Can effective communication and conflict resolution skills help reduce the risk of divorce for business-owning couples?
Yes, strong communication and conflict resolution skills are crucial for any successful relationship. Business-owning couples who can openly communicate, express their needs, and resolve conflicts effectively are more likely to overcome challenges and maintain a harmonious partnership.
What role does financial stress play in the divorce rate among couples who own a business together?
Financial stress can be a significant contributing factor to marital discord among business-owning couples. Starting and running a business often involves substantial financial investment, and the pressure to succeed financially can strain the relationship. It is essential for couples to establish open and transparent communication regarding their financial goals, expectations, and strategies to mitigate financial stress.
Can seeking professional help, such as marriage counseling, be beneficial for business-owning couples facing relationship difficulties?
Yes, seeking professional help, such as marriage counseling or therapy, can provide valuable guidance and support for couples navigating the challenges of owning a business together. A skilled therapist can help couples develop effective communication strategies, manage stress, and strengthen their relationship foundation.
Is it possible for couples to successfully balance their personal and professional lives when owning a business together?
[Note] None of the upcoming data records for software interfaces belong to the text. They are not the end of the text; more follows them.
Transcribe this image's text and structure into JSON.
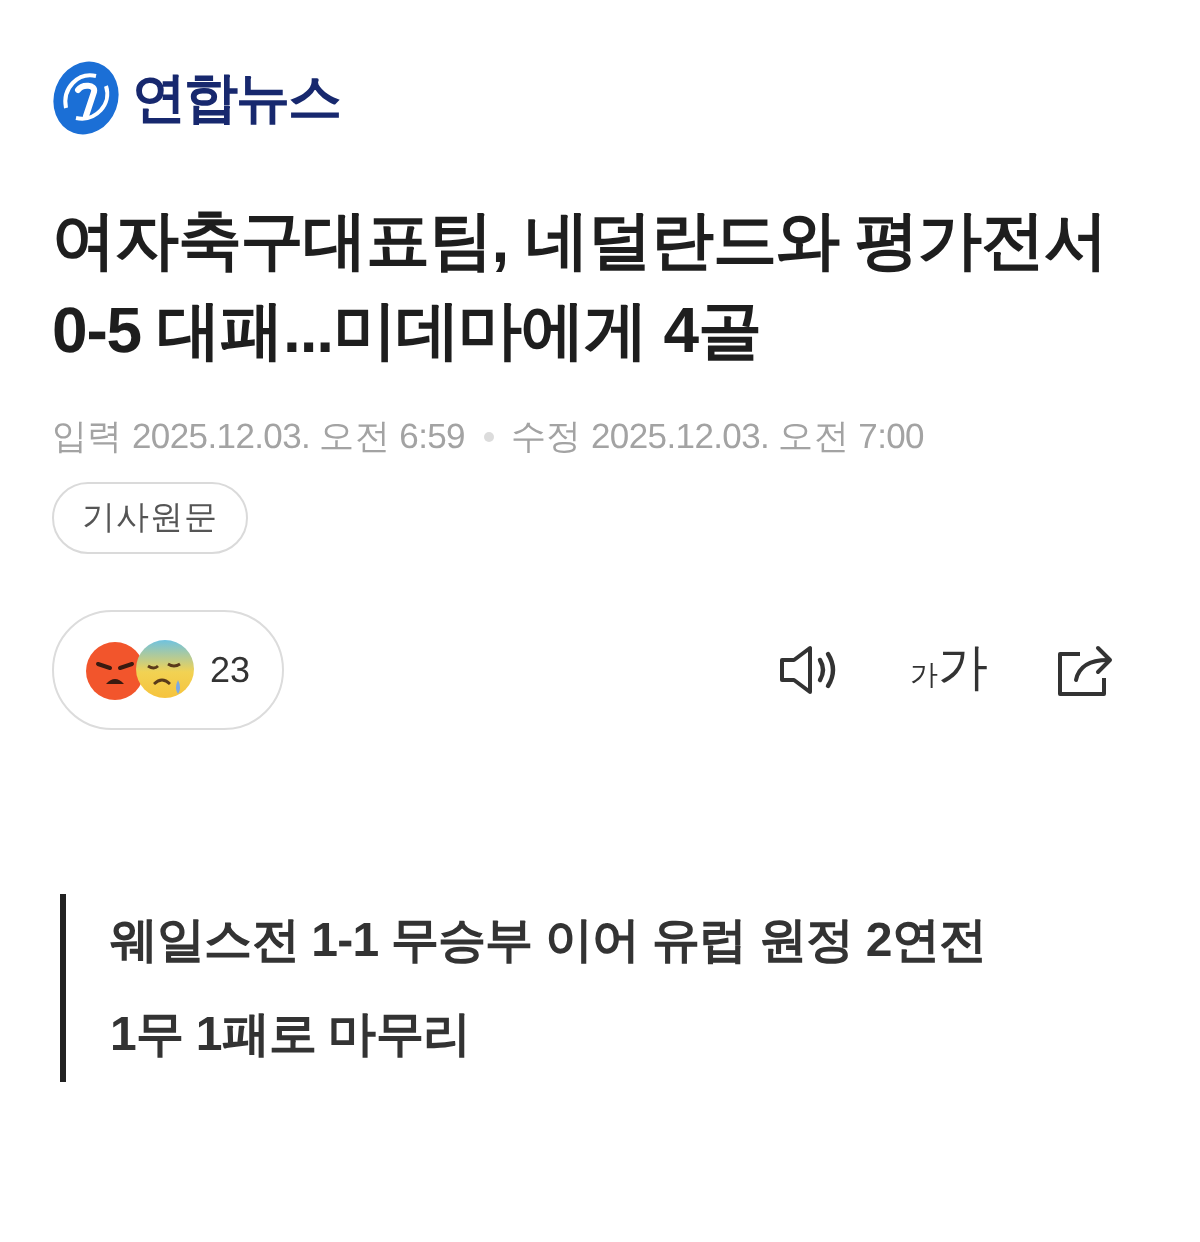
{
  "logo": {
    "text": "연합뉴스"
  },
  "headline": "여자축구대표팀, 네덜란드와 평가전서 0-5 대패...미데마에게 4골",
  "meta": {
    "published": "입력 2025.12.03. 오전 6:59",
    "modified": "수정 2025.12.03. 오전 7:00"
  },
  "original_article_button": "기사원문",
  "reactions": {
    "count": "23"
  },
  "font_size_button": {
    "small_glyph": "가",
    "large_glyph": "가"
  },
  "subheadline": "웨일스전 1-1 무승부 이어 유럽 원정 2연전 1무 1패로 마무리"
}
Balancing personal and professional lives can be challenging for business-owning couples, but it is not impossible. Open communication, setting clear boundaries, and establishing dedicated personal time can contribute to a healthier work-life balance. Additionally, delegating tasks and seeking support from employees or outsourcing certain responsibilities can help alleviate the burden on the couple and create more time for personal connections.